* EXERCISE DETAILS
Each record that comes next should be output exactly; pictures do not belong in the copy.

* STORED DATA

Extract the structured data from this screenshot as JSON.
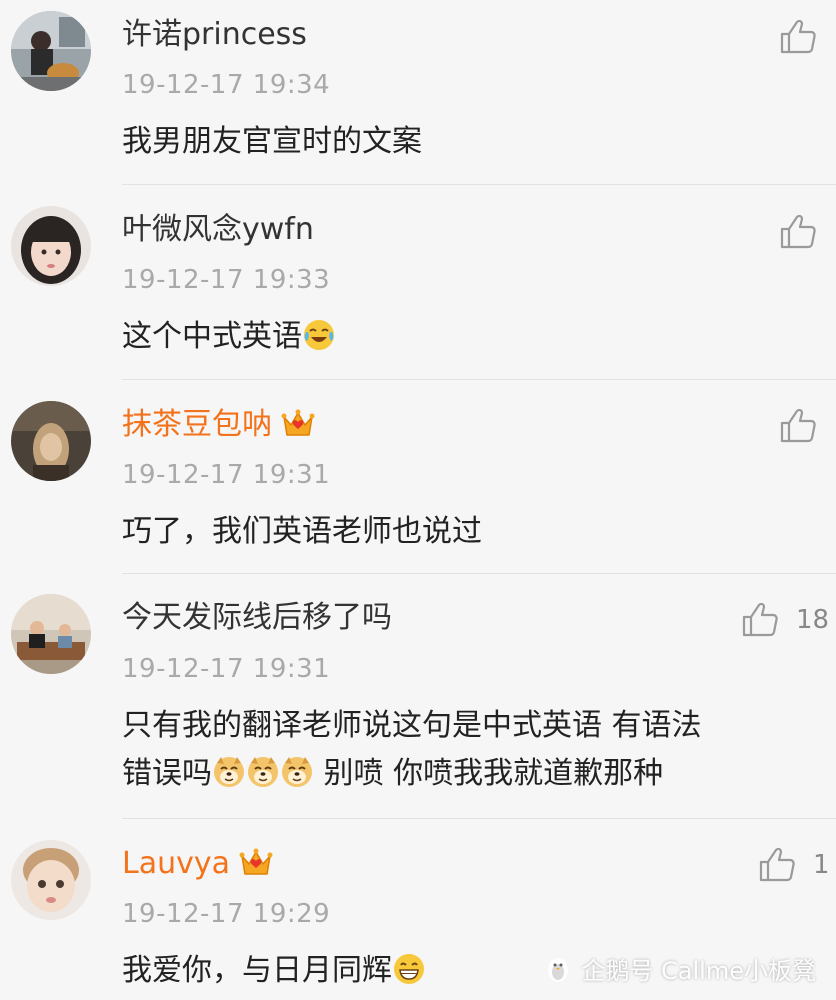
{
  "comments": [
    {
      "username": "许诺princess",
      "time": "19-12-17 19:34",
      "text": "我男朋友官宣时的文案",
      "likes": "",
      "vip": false
    },
    {
      "username": "叶微风念ywfn",
      "time": "19-12-17 19:33",
      "text": "这个中式英语",
      "likes": "",
      "vip": false
    },
    {
      "username": "抹茶豆包呐",
      "time": "19-12-17 19:31",
      "text": "巧了，我们英语老师也说过",
      "likes": "",
      "vip": true
    },
    {
      "username": "今天发际线后移了吗",
      "time": "19-12-17 19:31",
      "text_line1": "只有我的翻译老师说这句是中式英语 有语法",
      "text_line2_a": "错误吗",
      "text_line2_b": "别喷 你喷我我就道歉那种",
      "likes": "18",
      "vip": false
    },
    {
      "username": "Lauvya",
      "time": "19-12-17 19:29",
      "text": "我爱你，与日月同辉",
      "likes": "1",
      "vip": true
    }
  ],
  "watermark": {
    "text": "企鹅号 Callme小板凳",
    "icon": "penguin-icon"
  },
  "colors": {
    "vip_name": "#f2731b",
    "timestamp": "#a9a9a9",
    "background": "#f6f6f6",
    "divider": "#e2e2e2"
  }
}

* FINISHED EXERCISE
Extract the structured data from this screenshot as JSON.
{
  "comments": [
    {
      "username": "许诺princess",
      "time": "19-12-17 19:34",
      "text": "我男朋友官宣时的文案",
      "likes": "",
      "vip": false
    },
    {
      "username": "叶微风念ywfn",
      "time": "19-12-17 19:33",
      "text": "这个中式英语",
      "likes": "",
      "vip": false
    },
    {
      "username": "抹茶豆包呐",
      "time": "19-12-17 19:31",
      "text": "巧了，我们英语老师也说过",
      "likes": "",
      "vip": true
    },
    {
      "username": "今天发际线后移了吗",
      "time": "19-12-17 19:31",
      "text_line1": "只有我的翻译老师说这句是中式英语 有语法",
      "text_line2_a": "错误吗",
      "text_line2_b": "别喷 你喷我我就道歉那种",
      "likes": "18",
      "vip": false
    },
    {
      "username": "Lauvya",
      "time": "19-12-17 19:29",
      "text": "我爱你，与日月同辉",
      "likes": "1",
      "vip": true
    }
  ],
  "watermark": {
    "text": "企鹅号 Callme小板凳",
    "icon": "penguin-icon"
  },
  "colors": {
    "vip_name": "#f2731b",
    "timestamp": "#a9a9a9",
    "background": "#f6f6f6",
    "divider": "#e2e2e2"
  }
}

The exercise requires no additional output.